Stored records

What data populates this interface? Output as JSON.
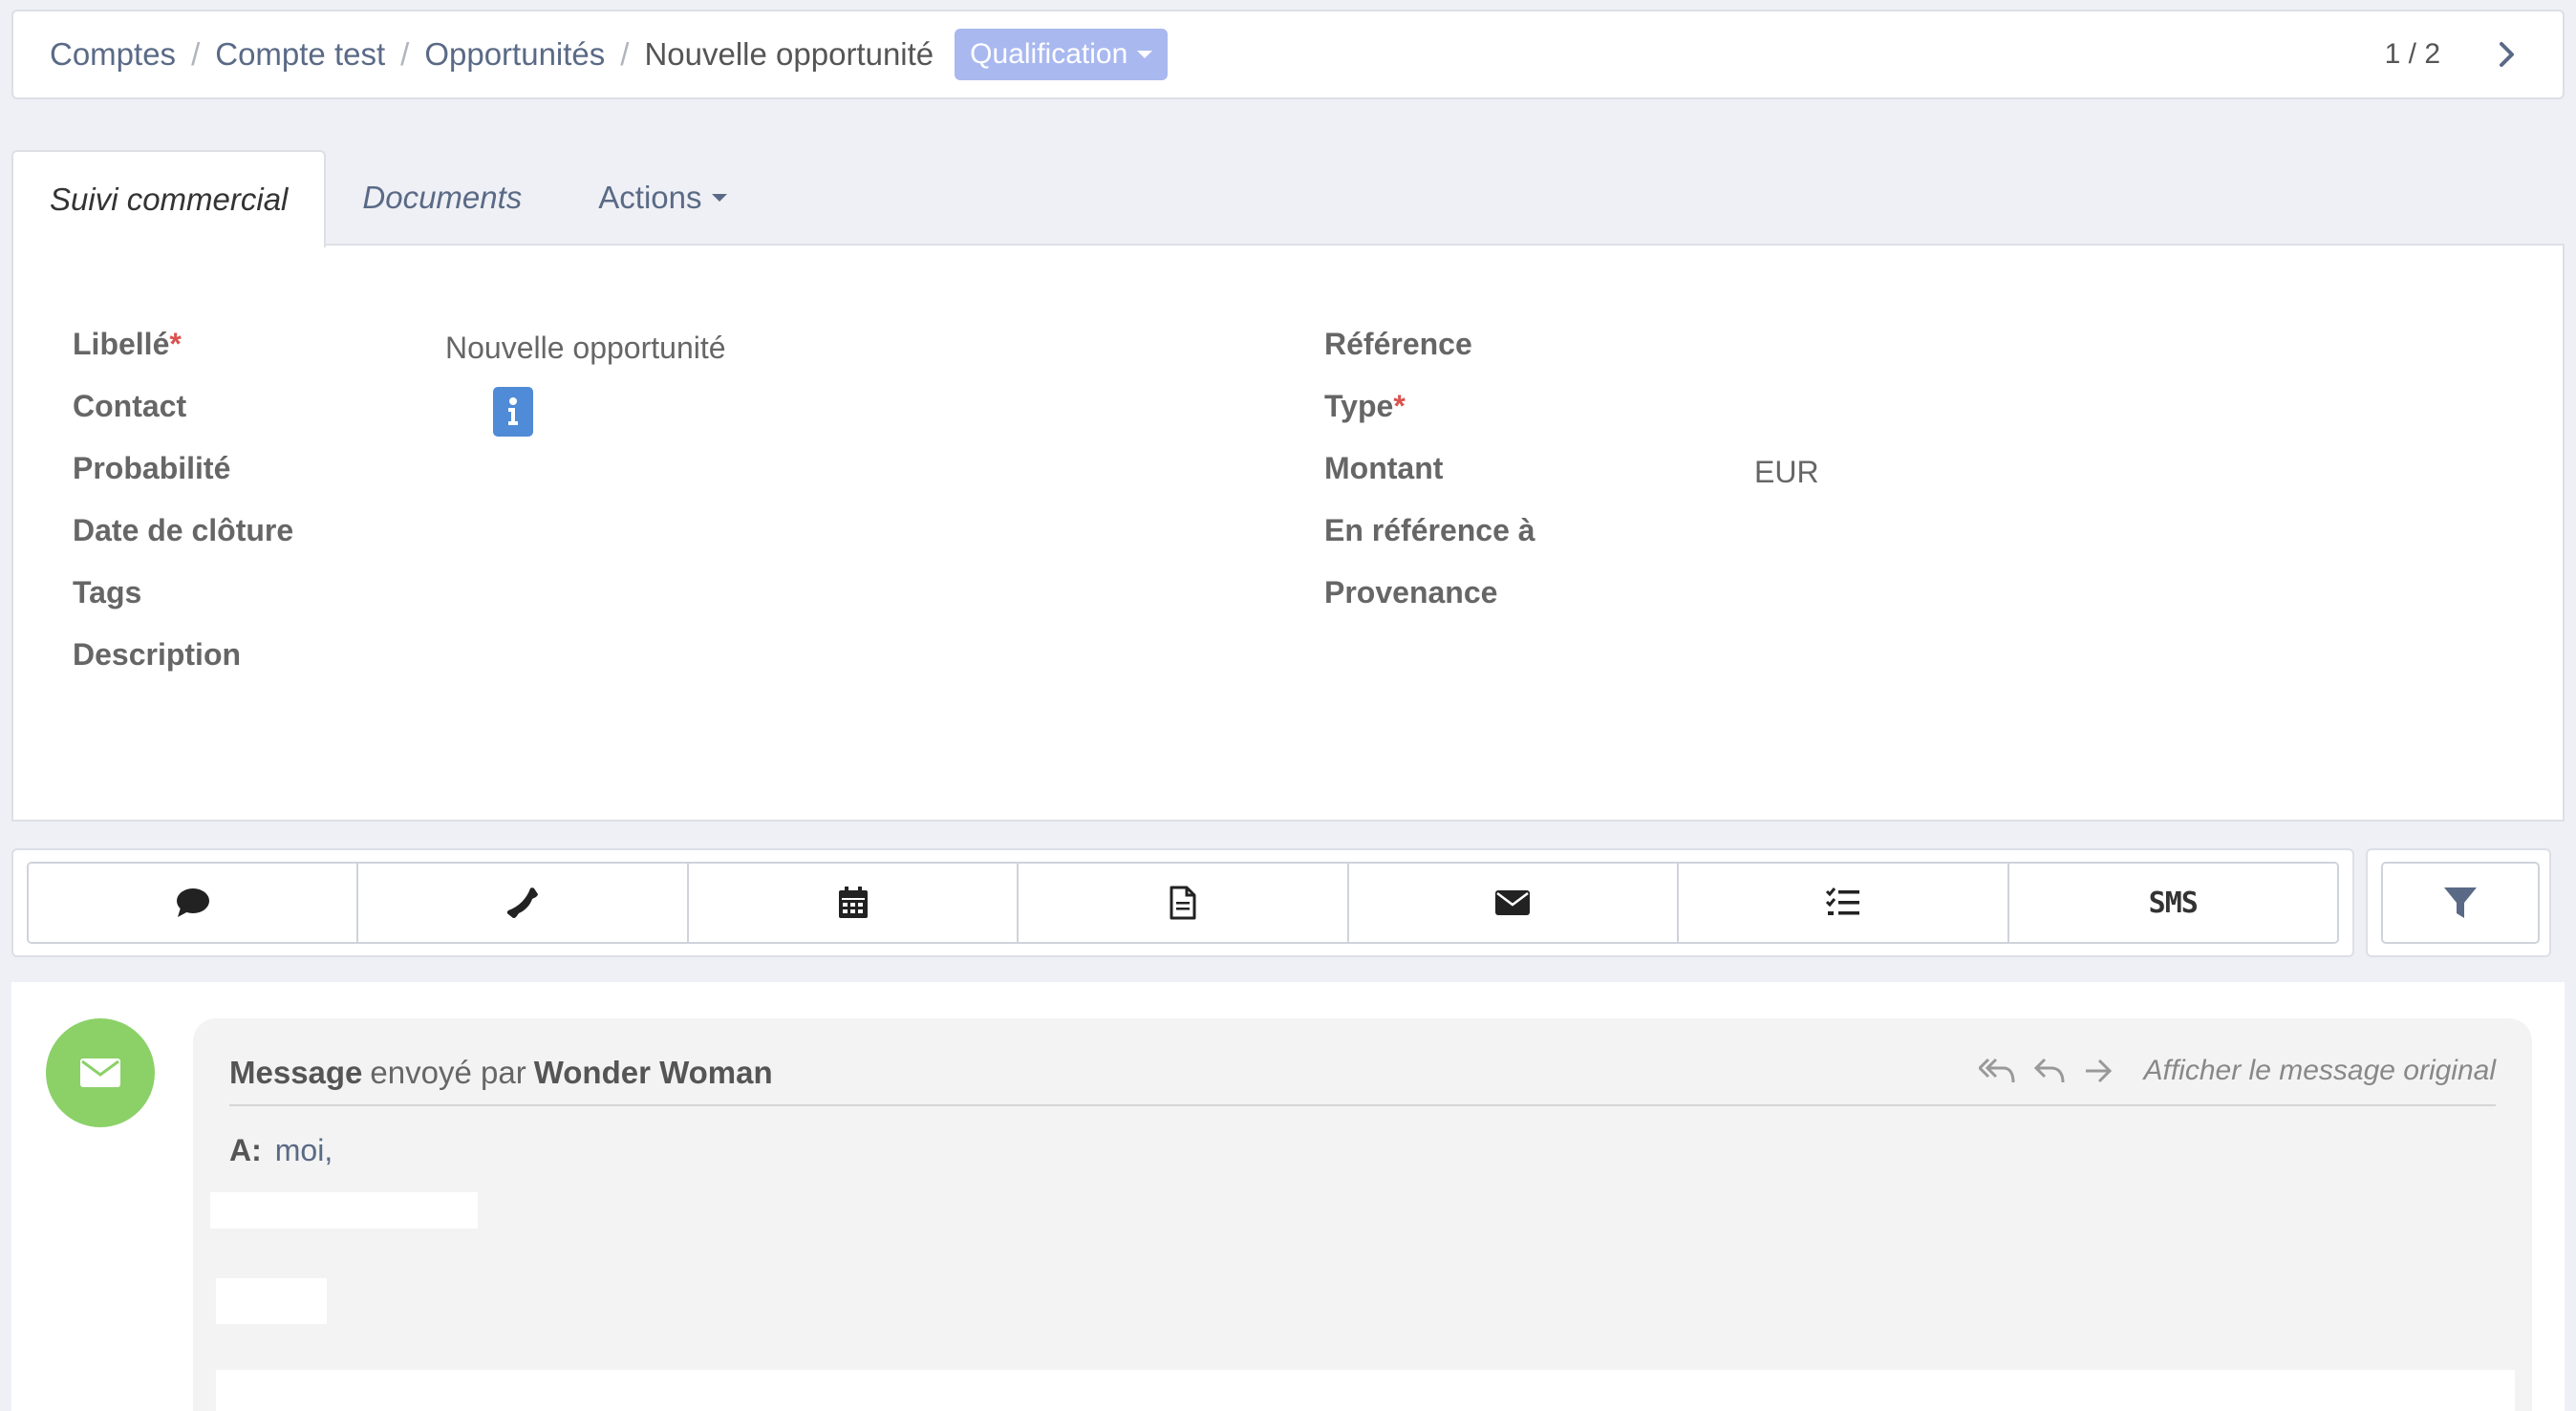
{
  "breadcrumb": {
    "items": [
      "Comptes",
      "Compte test",
      "Opportunités"
    ],
    "separator": "/",
    "current": "Nouvelle opportunité",
    "status_button": "Qualification"
  },
  "pager": {
    "text": "1 / 2"
  },
  "tabs": [
    {
      "label": "Suivi commercial",
      "active": true
    },
    {
      "label": "Documents",
      "active": false
    },
    {
      "label": "Actions",
      "active": false
    }
  ],
  "form": {
    "left": {
      "libelle_label": "Libellé",
      "libelle_value": "Nouvelle opportunité",
      "contact_label": "Contact",
      "probabilite_label": "Probabilité",
      "date_cloture_label": "Date de clôture",
      "tags_label": "Tags",
      "description_label": "Description"
    },
    "right": {
      "reference_label": "Référence",
      "type_label": "Type",
      "montant_label": "Montant",
      "montant_value": "EUR",
      "en_reference_label": "En référence à",
      "provenance_label": "Provenance"
    },
    "required_marker": "*"
  },
  "toolbar": {
    "buttons": [
      "comment-icon",
      "phone-icon",
      "calendar-icon",
      "document-icon",
      "envelope-icon",
      "checklist-icon",
      "SMS"
    ],
    "sms_label": "SMS",
    "filter": "filter-icon"
  },
  "message": {
    "title_bold": "Message",
    "title_plain": "envoyé par",
    "author": "Wonder Woman",
    "original_link": "Afficher le message original",
    "to_label": "A:",
    "to_value": "moi,"
  },
  "colors": {
    "status_button": "#a9b8ef",
    "info_button": "#4f8bd6",
    "avatar": "#8bd168",
    "required": "#d9534f",
    "link": "#5a6a86"
  }
}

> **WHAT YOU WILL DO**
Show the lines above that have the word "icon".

> **SOLUTION FOR THIS EXERCISE**
      "comment-icon",
      "phone-icon",
      "calendar-icon",
      "document-icon",
      "envelope-icon",
      "checklist-icon",
    "filter": "filter-icon"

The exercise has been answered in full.